Done successfully, pre-doctors enrich each economists and economics. They back design trusty analysis and open up the profession. Peter Henry of New York University started his programme in 2014 to amplify the illustration of minorities. Camille Gardner, one of his pre-doctors, says the skills has persuaded her to pursue a PhD, and taught her talents indispensable for graduate belief, reminiscent of straightforward methods to jot down an true paper. She thinks of Mr Henry as her mentor, “no longer appropriate my boss”.
There are some concerns, despite the incontrovertible truth that, that pre-doctors leave junior researchers open to exploitation. Tutorial economists are neither rewarded for trusty management nor punished for being bullies. Michael Greenstone of the University of Chicago argues that “as soon as you misbehave, it’ll be arduous to rep folks to be just best for you”. However academic economists, as the profession’s gatekeepers, soundless buy heaps of vitality.

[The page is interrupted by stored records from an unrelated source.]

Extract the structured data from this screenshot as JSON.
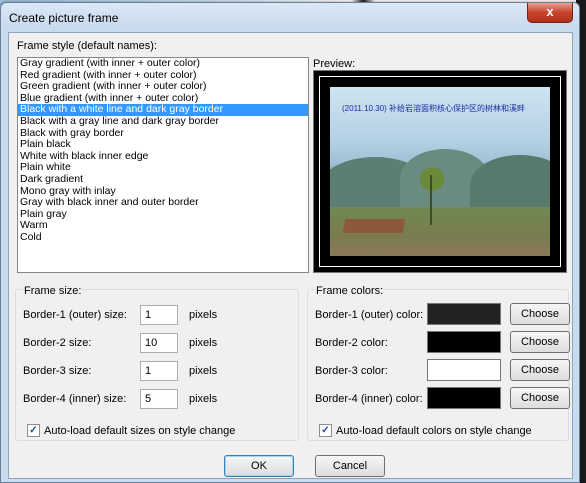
{
  "dialog": {
    "title": "Create picture frame",
    "close_label": "x"
  },
  "frame_style": {
    "label": "Frame style (default names):",
    "selected_index": 4,
    "items": [
      "Gray gradient (with inner + outer color)",
      "Red gradient (with inner + outer color)",
      "Green gradient (with inner + outer color)",
      "Blue gradient (with inner + outer color)",
      "Black with a white line and dark gray border",
      "Black with a gray line and dark gray border",
      "Black with gray border",
      "Plain black",
      "White with black inner edge",
      "Plain white",
      "Dark gradient",
      "Mono gray with inlay",
      "Gray with black inner and outer border",
      "Plain gray",
      "Warm",
      "Cold"
    ]
  },
  "preview": {
    "label": "Preview:",
    "caption": "(2011.10.30) 补给岩溶面积核心保护区的树林和溪畔"
  },
  "frame_size": {
    "label": "Frame size:",
    "unit": "pixels",
    "rows": [
      {
        "label": "Border-1 (outer) size:",
        "value": "1"
      },
      {
        "label": "Border-2 size:",
        "value": "10"
      },
      {
        "label": "Border-3 size:",
        "value": "1"
      },
      {
        "label": "Border-4 (inner) size:",
        "value": "5"
      }
    ],
    "autoload_label": "Auto-load default sizes on style change",
    "autoload_checked": true
  },
  "frame_colors": {
    "label": "Frame colors:",
    "choose_label": "Choose",
    "rows": [
      {
        "label": "Border-1 (outer) color:",
        "color": "#222222"
      },
      {
        "label": "Border-2 color:",
        "color": "#000000"
      },
      {
        "label": "Border-3 color:",
        "color": "#ffffff"
      },
      {
        "label": "Border-4 (inner) color:",
        "color": "#000000"
      }
    ],
    "autoload_label": "Auto-load default colors on style change",
    "autoload_checked": true
  },
  "buttons": {
    "ok_label": "OK",
    "cancel_label": "Cancel"
  }
}
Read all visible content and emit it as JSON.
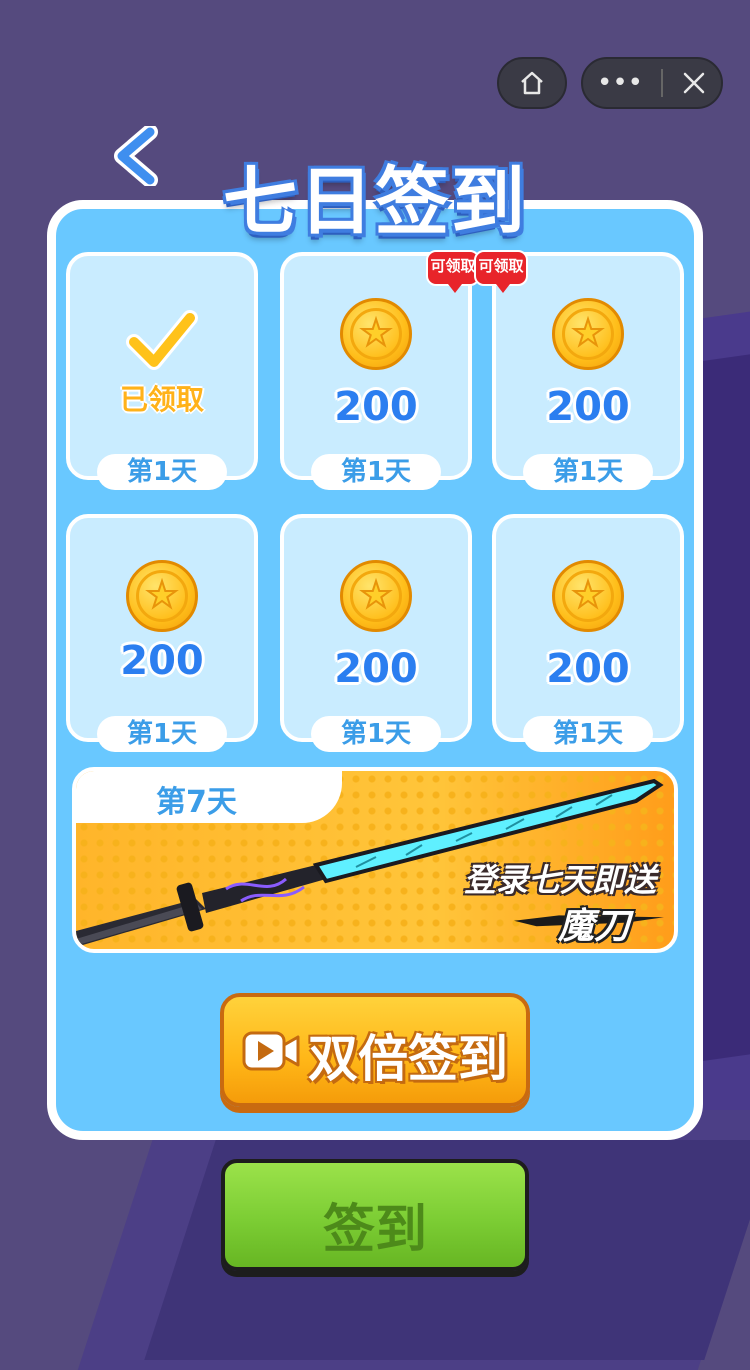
{
  "capsule": {
    "home_icon": "home-icon",
    "more_icon": "more-dots-icon",
    "close_icon": "close-icon"
  },
  "header": {
    "back_icon": "chevron-left-icon",
    "title": "七日签到"
  },
  "cards": [
    {
      "state": "claimed",
      "claimed_label": "已领取",
      "day_label": "第1天"
    },
    {
      "state": "available",
      "badge": "可领取",
      "amount": "200",
      "day_label": "第1天"
    },
    {
      "state": "available",
      "badge": "可领取",
      "amount": "200",
      "day_label": "第1天"
    },
    {
      "state": "locked",
      "amount": "200",
      "day_label": "第1天"
    },
    {
      "state": "locked",
      "amount": "200",
      "day_label": "第1天"
    },
    {
      "state": "locked",
      "amount": "200",
      "day_label": "第1天"
    }
  ],
  "day7": {
    "day_label": "第7天",
    "promo_text": "登录七天即送",
    "prize_text": "魔刀"
  },
  "buttons": {
    "double_label": "双倍签到",
    "double_icon": "video-icon",
    "sign_label": "签到"
  },
  "colors": {
    "panel": "#69c8ff",
    "title_outline": "#3f7de0",
    "coin": "#ffbe1a",
    "badge": "#e8242a",
    "double_button": "#ffb617",
    "sign_button": "#7ccd34"
  }
}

Programmes fluctuate broadly. Every on occasion it’s unclear whether pre-doctors are college students or workers. One pre-doc tells of tensions over the timing of holidays. But one more says they were urged they’d be collaborating with professors, but were then given powerful less freedom than that implied. But one more complains of no longer being given ample time to buy classes.
Others converse of a hyper-competitive work atmosphere, fuelled by some professors ranking pre-doctors of their letters of advice. A pair of tells of being asked to sport a statistical check till it showed the outcomes the professor wished, and of struggling to push support.
Fortunately such experiences produce no longer seem like customary ample to discourage many pre-doctors from doing PhDs. In accordance to a brand smooth ogle of round 200 pre-doctors by Zong Huang and Pauline Liang of Stanford and Dominic Russel of New York University, only 12% screech their latest place has dulled their ardour in further belief.
It’s some distance less definite, despite the incontrovertible truth that, that pre-doctors are serving to diversify the profession. The evidence on the ask is mixed. These at the cease seven institutions who spoke back to the ogle were roughly balanced by the use of gender, but appropriate 2% were black. When put next with latest PhD graduates, they were less likely to possess attended a top-ten university. However they were extra likely to come from a top-ten liberal-arts college—no longer pretty the variety the profession can were striving for.
Programme managers devour Yale’s Rebecca Toseland are working to alert a various space of faculty students to their schemes; some screech they review all purposes from minorities. Others are pondering whether to be creep that undergraduates know which maths programs to buy. However a number of, devour Mr Henry, are extra sceptical, caring that pre-doctors would possibly well come to characterize yet another stage within the credentials hands speed. Indeed, nearly a quarter of pre-doctors at top institutions who were surveyed had been fat-time analysis assistants earlier than starting of their place. In other phrases, as pre-doctors possess gained prominence, so too possess pre-pre-doctors. ■
This article looked within the Finance & economics piece of the print edition below the headline “Option outcomes”